I never miss the Oscars. I find them fascinating because I'm not just a film and fashion lover--I'm also a branding and marketing strategist. I always pick up a few great lessons in business and personal branding from the Academy Awards.
Here are just two of the ideas I took away from this year's red carpet:
1. Great brands are ageless--if they stay relevant.
Jane Fonda is 80 years old, but walking onto the red carpet in a white gown, she radiated the same kind of presence she's been known for her since her youth.
How has she managed to keep getting great roles for more than six decades? Simple. She knows how to keep the essence of her brand intact, while reinventing herself to be pertinent to the times we are living in.
Fonda's left behind the young and sexy Barbarella and instead become a role model for her fellow boomer-age women who are committed to remaining passionate as they age. The same goes for other red carpet walkers: Rita Moreno (87), Christopher Plummer (88), and James Ivory (89) who was nominated for best adapted screenplay with Call Me by Your Name.
The lesson to take away here is that even if you have a brand that has been around for decades, you can't rest on your laurels.
Simply existing over an extended period of time does not ensure survival. Instead, leverage your longevity with an occasional re-brand that keeps your business, product, or service relevant for current times and concerns.
The practical action: If you haven't stepped back and taken a look a hard look at your brand and asked yourself whether it's still hitting the mark today's world, it's time to do so. I recommend these three actions to my clients:
- Host a series of customer panels where the only purpose is to hear what your clients have to say about how relevant they think your company is today, and what suggestions they have for moving forward in the future. One hot tip: You may want to use a professional facilitator, since he or she will be more able to stay neutral in the face of any feedback.
- Hold lunch-and-learn sessions with your front-line employees and ask them the same questions you ask at the customer panels. They deal with customers every day, so they're experts.
- Have an off-site with 10-15 key people in your organization to discuss the feedback from customers and staff, and to determine the three most critical areas your company needs to focus on in order to stay current.
2. Brand in a bold--not boring--way.
Remember Viola Davis in florescent pink, Allison Janney in bright red, Ashley Judd in royal purple, Jennifer Garner in colbalt blue, and Whoopi Goldberg in a huge flower print dress sporting a large tattoo covering much of her right shoulder?
These ladies are not afraid to rock it in a crowd.
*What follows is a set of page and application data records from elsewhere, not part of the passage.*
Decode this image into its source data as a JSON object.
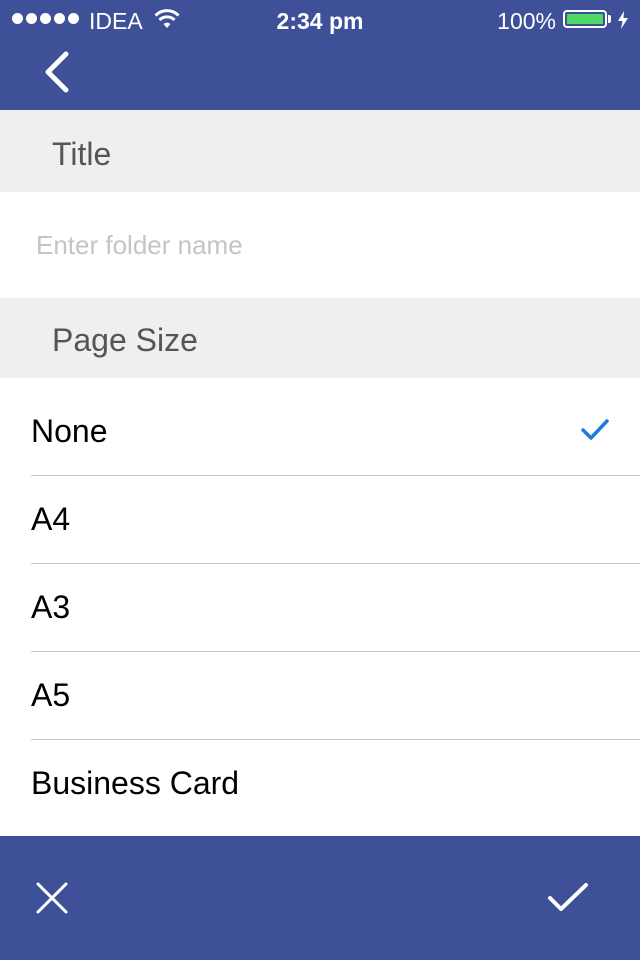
{
  "status_bar": {
    "carrier": "IDEA",
    "time": "2:34 pm",
    "battery_percent": "100%",
    "signal_bars": 5,
    "battery_level": 1.0,
    "icons": [
      "signal-dots-icon",
      "wifi-icon",
      "battery-icon",
      "charging-bolt-icon"
    ]
  },
  "nav": {
    "back_icon": "chevron-left-icon"
  },
  "title_section": {
    "header": "Title",
    "input_value": "",
    "input_placeholder": "Enter folder name"
  },
  "page_size_section": {
    "header": "Page Size",
    "selected": "None",
    "options": [
      {
        "label": "None",
        "selected": true
      },
      {
        "label": "A4",
        "selected": false
      },
      {
        "label": "A3",
        "selected": false
      },
      {
        "label": "A5",
        "selected": false
      },
      {
        "label": "Business Card",
        "selected": false
      }
    ],
    "check_icon": "checkmark-icon"
  },
  "toolbar": {
    "cancel_icon": "close-icon",
    "confirm_icon": "checkmark-icon"
  },
  "colors": {
    "brand": "#3e5198",
    "section_bg": "#efefef",
    "check": "#1a7ddc",
    "battery_fill": "#4cd964"
  }
}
It almost makes me feel sorry for the men, who are relegated to a uniform black tuxedo.
It takes confidence to stand up and be noticed. It's not just about talent, reputation, or brand equity--it's about being brave and bold.
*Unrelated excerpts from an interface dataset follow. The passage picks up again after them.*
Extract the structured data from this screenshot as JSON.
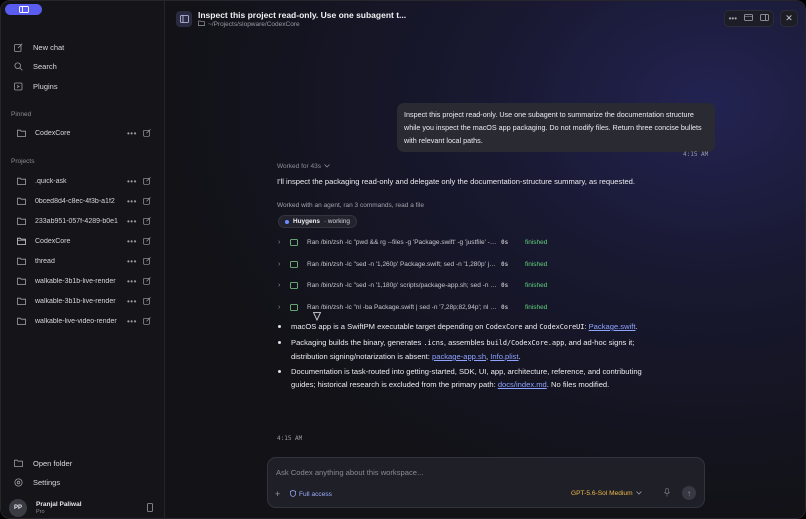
{
  "sidebar": {
    "nav": [
      {
        "label": "New chat",
        "icon": "new-chat-icon"
      },
      {
        "label": "Search",
        "icon": "search-icon"
      },
      {
        "label": "Plugins",
        "icon": "plugins-icon"
      }
    ],
    "pinned_label": "Pinned",
    "pinned": [
      {
        "name": "CodexCore"
      }
    ],
    "projects_label": "Projects",
    "projects": [
      {
        "name": ".quick-ask"
      },
      {
        "name": "0bced8d4-c8ec-4f3b-a1f2"
      },
      {
        "name": "233ab951-057f-4289-b0e1"
      },
      {
        "name": "CodexCore"
      },
      {
        "name": "thread"
      },
      {
        "name": "walkable-3b1b-live-render"
      },
      {
        "name": "walkable-3b1b-live-render"
      },
      {
        "name": "walkable-live-video-render"
      }
    ],
    "open_folder": "Open folder",
    "settings": "Settings",
    "user": {
      "initials": "PP",
      "name": "Pranjal Paliwal",
      "plan": "Pro"
    }
  },
  "header": {
    "title": "Inspect this project read-only. Use one subagent t...",
    "path": "~/Projects/slopware/CodexCore"
  },
  "user_message": {
    "text": "Inspect this project read-only. Use one subagent to summarize the documentation structure while you inspect the macOS app packaging. Do not modify files. Return three concise bullets with relevant local paths.",
    "time": "4:15 AM"
  },
  "reply": {
    "worked_for": "Worked for 43s",
    "intro": "I'll inspect the packaging read-only and delegate only the documentation-structure summary, as requested.",
    "summary": "Worked with an agent, ran 3 commands, read a file",
    "agent": {
      "name": "Huygens",
      "status": "· working"
    },
    "commands": [
      {
        "text": "Ran /bin/zsh -lc \"pwd && rg --files -g 'Package.swift' -g 'justfile' -g '*.entitlements'\"",
        "duration": "0s",
        "status": "finished"
      },
      {
        "text": "Ran /bin/zsh -lc \"sed -n '1,260p' Package.swift; sed -n '1,280p' justfile; plutil -p Info.plist\"",
        "duration": "0s",
        "status": "finished"
      },
      {
        "text": "Ran /bin/zsh -lc \"sed -n '1,180p' scripts/package-app.sh; sed -n '1,120p' Sources/CodexCore\"",
        "duration": "0s",
        "status": "finished"
      },
      {
        "text": "Ran /bin/zsh -lc \"nl -ba Package.swift | sed -n '7,28p;82,94p'; nl -ba scripts/package-app.sh\"",
        "duration": "0s",
        "status": "finished"
      }
    ],
    "bullets": {
      "b1_pre": "macOS app is a SwiftPM executable target depending on ",
      "b1_code1": "CodexCore",
      "b1_mid": " and ",
      "b1_code2": "CodexCoreUI",
      "b1_colon": ":",
      "b1_link": "Package.swift",
      "b1_end": ".",
      "b2_pre": "Packaging builds the binary, generates ",
      "b2_code1": ".icns",
      "b2_mid1": ", assembles ",
      "b2_code2": "build/CodexCore.app",
      "b2_mid2": ", and ad-hoc signs it; distribution signing/notarization is absent: ",
      "b2_link1": "package-app.sh",
      "b2_comma": ", ",
      "b2_link2": "Info.plist",
      "b2_end": ".",
      "b3_pre": "Documentation is task-routed into getting-started, SDK, UI, app, architecture, reference, and contributing guides; historical research is excluded from the primary path: ",
      "b3_link": "docs/index.md",
      "b3_end": ". No files modified."
    },
    "time": "4:15 AM"
  },
  "composer": {
    "placeholder": "Ask Codex anything about this workspace...",
    "access": "Full access",
    "model": "GPT-5.6-Sol Medium"
  },
  "colors": {
    "accent": "#5a5cf0",
    "link": "#8ea2ff",
    "finished": "#5fd27a",
    "model": "#f1b84a"
  }
}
Maybe it's time your business or personal brand put on a bright red dress, with bolder colors, fonts, images, websites, brochures, social media, and sales pitches. Often companies and individuals sacrifice bold in favor of businesslike.
Many CEOs I've coached about their personal brand are concerned about crossing that fine line between being bold and being obnoxious--but playing it safe (and small) isn't the answer.
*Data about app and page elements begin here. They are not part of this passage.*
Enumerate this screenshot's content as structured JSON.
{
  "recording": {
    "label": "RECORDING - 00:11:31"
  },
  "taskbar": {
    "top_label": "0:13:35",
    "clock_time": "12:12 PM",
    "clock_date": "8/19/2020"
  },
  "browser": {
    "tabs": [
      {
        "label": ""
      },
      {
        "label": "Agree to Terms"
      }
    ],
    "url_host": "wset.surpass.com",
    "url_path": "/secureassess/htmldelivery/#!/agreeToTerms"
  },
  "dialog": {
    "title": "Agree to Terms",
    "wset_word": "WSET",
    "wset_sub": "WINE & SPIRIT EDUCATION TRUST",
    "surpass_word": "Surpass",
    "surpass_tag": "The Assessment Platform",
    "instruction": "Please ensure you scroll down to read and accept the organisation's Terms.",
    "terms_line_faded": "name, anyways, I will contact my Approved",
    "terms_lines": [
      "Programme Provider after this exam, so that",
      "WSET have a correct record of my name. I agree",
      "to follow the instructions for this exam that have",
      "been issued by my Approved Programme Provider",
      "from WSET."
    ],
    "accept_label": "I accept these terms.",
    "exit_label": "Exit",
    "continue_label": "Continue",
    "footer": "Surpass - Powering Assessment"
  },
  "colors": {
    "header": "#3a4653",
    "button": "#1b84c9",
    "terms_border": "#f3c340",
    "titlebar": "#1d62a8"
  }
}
The practical action: Create a team that includes creative types such as writers, artists, and graphic designers. Task them with turning a critical eye towards a few of your brand's collateral pieces.
It could be your website, a section of your website, a brochure, your logo, or business card. In particular, pay attention to the following:
- Are you using language to its fullest potential here? Is there a way you can integrate more powerful words and descriptions that will convey greater emotion?
- Are you using color to its greatest impact? Is there a way you can enhance your message with the strategic use of color?
- Are your photos conveying the greatest strengths of your brand? Do they enhance your message or simply just accompany it?
Maybe the closest you and I will ever get to the Academy Awards is being curled up on our couches, eating popcorn and hoping we win the office Oscar pool. But if you take these branding lessons and put them into play, you could be the winner in your category.